[Entries taken from a collection]
=== Section Start ===
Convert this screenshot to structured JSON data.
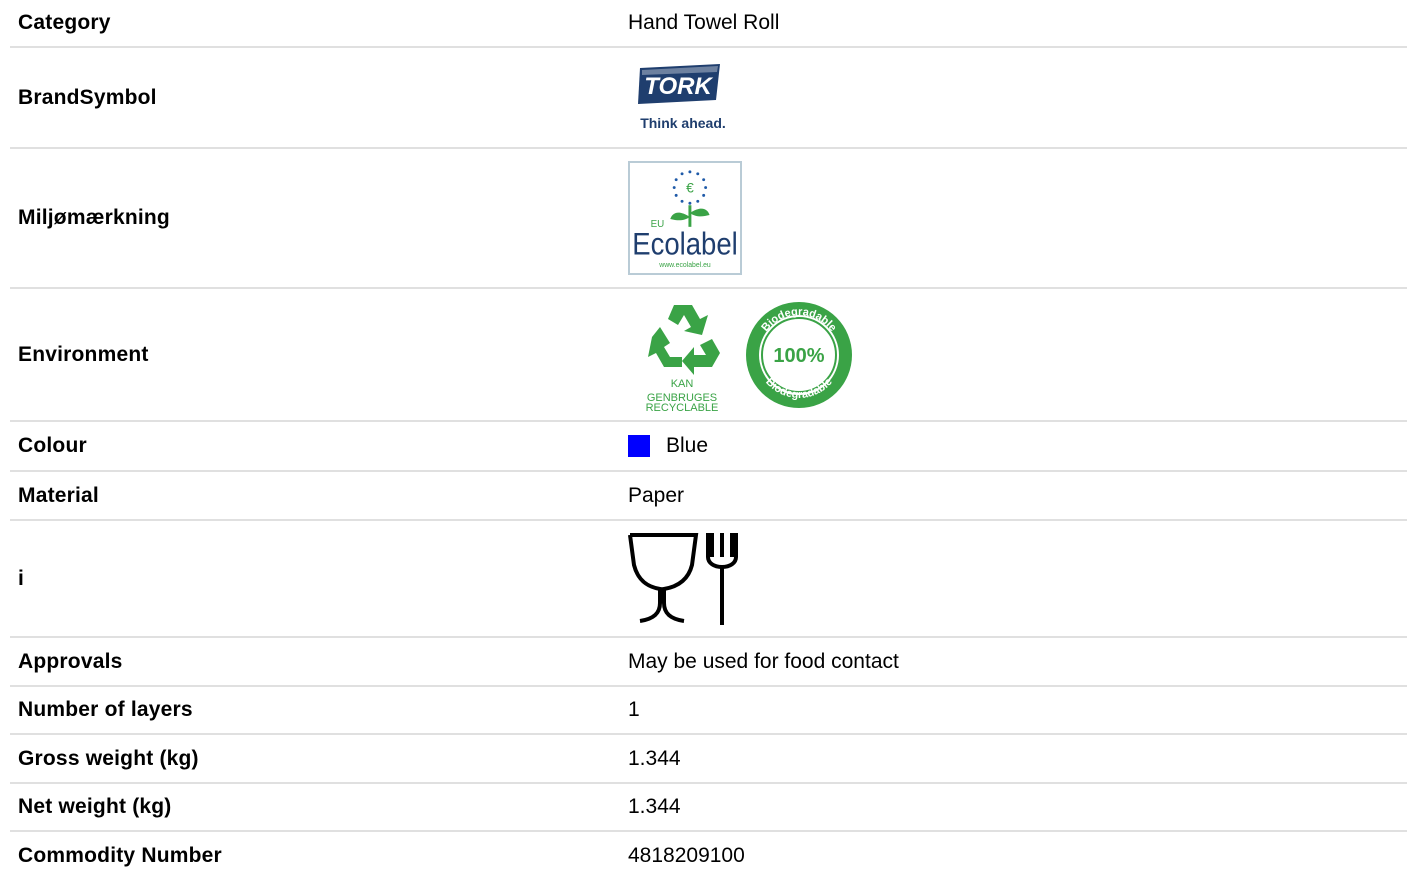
{
  "rows": [
    {
      "label": "Category",
      "value": "Hand Towel Roll"
    },
    {
      "label": "BrandSymbol",
      "logo": {
        "name": "TORK",
        "tagline": "Think ahead."
      }
    },
    {
      "label": "Miljømærkning",
      "logo": {
        "eu": "EU",
        "name": "Ecolabel",
        "url": "www.ecolabel.eu"
      }
    },
    {
      "label": "Environment",
      "recycle": {
        "line1": "KAN",
        "line2": "GENBRUGES",
        "line3": "RECYCLABLE"
      },
      "bio": {
        "percent": "100%",
        "top": "Biodegradable",
        "bottom": "Biodegradable"
      }
    },
    {
      "label": "Colour",
      "value": "Blue",
      "swatch_color": "#0000ff"
    },
    {
      "label": "Material",
      "value": "Paper"
    },
    {
      "label": "i",
      "icon": "food-safe-glass-fork-icon"
    },
    {
      "label": "Approvals",
      "value": "May be used for food contact"
    },
    {
      "label": "Number of layers",
      "value": "1"
    },
    {
      "label": "Gross weight (kg)",
      "value": "1.344"
    },
    {
      "label": "Net weight (kg)",
      "value": "1.344"
    },
    {
      "label": "Commodity Number",
      "value": "4818209100"
    }
  ],
  "colors": {
    "tork_navy": "#1f3e6e",
    "eco_green": "#3aa346",
    "divider": "#e0e0e0"
  }
}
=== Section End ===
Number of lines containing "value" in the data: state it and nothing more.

8